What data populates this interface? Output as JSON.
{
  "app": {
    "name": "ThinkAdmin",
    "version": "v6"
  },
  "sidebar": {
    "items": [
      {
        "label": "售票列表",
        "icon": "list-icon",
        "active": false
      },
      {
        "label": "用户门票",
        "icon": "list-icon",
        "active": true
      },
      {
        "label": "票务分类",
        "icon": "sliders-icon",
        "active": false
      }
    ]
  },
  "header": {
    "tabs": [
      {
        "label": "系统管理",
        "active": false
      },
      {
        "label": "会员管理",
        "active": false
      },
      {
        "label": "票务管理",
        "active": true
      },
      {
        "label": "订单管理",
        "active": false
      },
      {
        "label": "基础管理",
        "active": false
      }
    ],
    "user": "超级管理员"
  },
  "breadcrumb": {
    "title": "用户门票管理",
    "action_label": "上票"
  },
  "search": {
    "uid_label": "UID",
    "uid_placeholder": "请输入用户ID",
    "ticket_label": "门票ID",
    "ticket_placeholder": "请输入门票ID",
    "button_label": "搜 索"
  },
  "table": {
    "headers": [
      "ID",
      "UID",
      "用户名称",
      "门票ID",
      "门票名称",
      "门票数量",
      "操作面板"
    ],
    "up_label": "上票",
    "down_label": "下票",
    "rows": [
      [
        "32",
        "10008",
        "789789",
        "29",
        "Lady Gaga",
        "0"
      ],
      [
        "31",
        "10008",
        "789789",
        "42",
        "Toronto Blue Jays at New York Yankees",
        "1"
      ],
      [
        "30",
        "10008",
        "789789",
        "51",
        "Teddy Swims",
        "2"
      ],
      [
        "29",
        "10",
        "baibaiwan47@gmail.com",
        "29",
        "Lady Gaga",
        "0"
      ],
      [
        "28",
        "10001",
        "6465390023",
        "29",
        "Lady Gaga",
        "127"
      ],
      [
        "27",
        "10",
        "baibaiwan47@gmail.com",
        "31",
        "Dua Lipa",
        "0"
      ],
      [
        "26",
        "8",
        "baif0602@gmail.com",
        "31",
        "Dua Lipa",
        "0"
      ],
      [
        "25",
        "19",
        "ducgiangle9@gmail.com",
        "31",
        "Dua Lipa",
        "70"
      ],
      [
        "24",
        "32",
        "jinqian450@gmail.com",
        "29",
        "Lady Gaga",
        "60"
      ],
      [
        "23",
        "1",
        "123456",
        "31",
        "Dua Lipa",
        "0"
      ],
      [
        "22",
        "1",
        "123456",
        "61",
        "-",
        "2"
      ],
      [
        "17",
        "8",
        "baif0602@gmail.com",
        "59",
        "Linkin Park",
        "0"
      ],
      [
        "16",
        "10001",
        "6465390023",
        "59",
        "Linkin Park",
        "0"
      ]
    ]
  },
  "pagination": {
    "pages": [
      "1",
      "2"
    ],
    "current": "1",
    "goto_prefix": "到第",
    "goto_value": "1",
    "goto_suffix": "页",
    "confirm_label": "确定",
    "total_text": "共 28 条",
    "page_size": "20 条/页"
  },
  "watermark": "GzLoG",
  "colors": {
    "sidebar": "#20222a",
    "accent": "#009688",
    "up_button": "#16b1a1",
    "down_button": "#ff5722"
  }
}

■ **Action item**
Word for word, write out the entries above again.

■ **Exercise solution**
What data populates this interface? Output as JSON.
{
  "app": {
    "name": "ThinkAdmin",
    "version": "v6"
  },
  "sidebar": {
    "items": [
      {
        "label": "售票列表",
        "icon": "list-icon",
        "active": false
      },
      {
        "label": "用户门票",
        "icon": "list-icon",
        "active": true
      },
      {
        "label": "票务分类",
        "icon": "sliders-icon",
        "active": false
      }
    ]
  },
  "header": {
    "tabs": [
      {
        "label": "系统管理",
        "active": false
      },
      {
        "label": "会员管理",
        "active": false
      },
      {
        "label": "票务管理",
        "active": true
      },
      {
        "label": "订单管理",
        "active": false
      },
      {
        "label": "基础管理",
        "active": false
      }
    ],
    "user": "超级管理员"
  },
  "breadcrumb": {
    "title": "用户门票管理",
    "action_label": "上票"
  },
  "search": {
    "uid_label": "UID",
    "uid_placeholder": "请输入用户ID",
    "ticket_label": "门票ID",
    "ticket_placeholder": "请输入门票ID",
    "button_label": "搜 索"
  },
  "table": {
    "headers": [
      "ID",
      "UID",
      "用户名称",
      "门票ID",
      "门票名称",
      "门票数量",
      "操作面板"
    ],
    "up_label": "上票",
    "down_label": "下票",
    "rows": [
      [
        "32",
        "10008",
        "789789",
        "29",
        "Lady Gaga",
        "0"
      ],
      [
        "31",
        "10008",
        "789789",
        "42",
        "Toronto Blue Jays at New York Yankees",
        "1"
      ],
      [
        "30",
        "10008",
        "789789",
        "51",
        "Teddy Swims",
        "2"
      ],
      [
        "29",
        "10",
        "baibaiwan47@gmail.com",
        "29",
        "Lady Gaga",
        "0"
      ],
      [
        "28",
        "10001",
        "6465390023",
        "29",
        "Lady Gaga",
        "127"
      ],
      [
        "27",
        "10",
        "baibaiwan47@gmail.com",
        "31",
        "Dua Lipa",
        "0"
      ],
      [
        "26",
        "8",
        "baif0602@gmail.com",
        "31",
        "Dua Lipa",
        "0"
      ],
      [
        "25",
        "19",
        "ducgiangle9@gmail.com",
        "31",
        "Dua Lipa",
        "70"
      ],
      [
        "24",
        "32",
        "jinqian450@gmail.com",
        "29",
        "Lady Gaga",
        "60"
      ],
      [
        "23",
        "1",
        "123456",
        "31",
        "Dua Lipa",
        "0"
      ],
      [
        "22",
        "1",
        "123456",
        "61",
        "-",
        "2"
      ],
      [
        "17",
        "8",
        "baif0602@gmail.com",
        "59",
        "Linkin Park",
        "0"
      ],
      [
        "16",
        "10001",
        "6465390023",
        "59",
        "Linkin Park",
        "0"
      ]
    ]
  },
  "pagination": {
    "pages": [
      "1",
      "2"
    ],
    "current": "1",
    "goto_prefix": "到第",
    "goto_value": "1",
    "goto_suffix": "页",
    "confirm_label": "确定",
    "total_text": "共 28 条",
    "page_size": "20 条/页"
  },
  "watermark": "GzLoG",
  "colors": {
    "sidebar": "#20222a",
    "accent": "#009688",
    "up_button": "#16b1a1",
    "down_button": "#ff5722"
  }
}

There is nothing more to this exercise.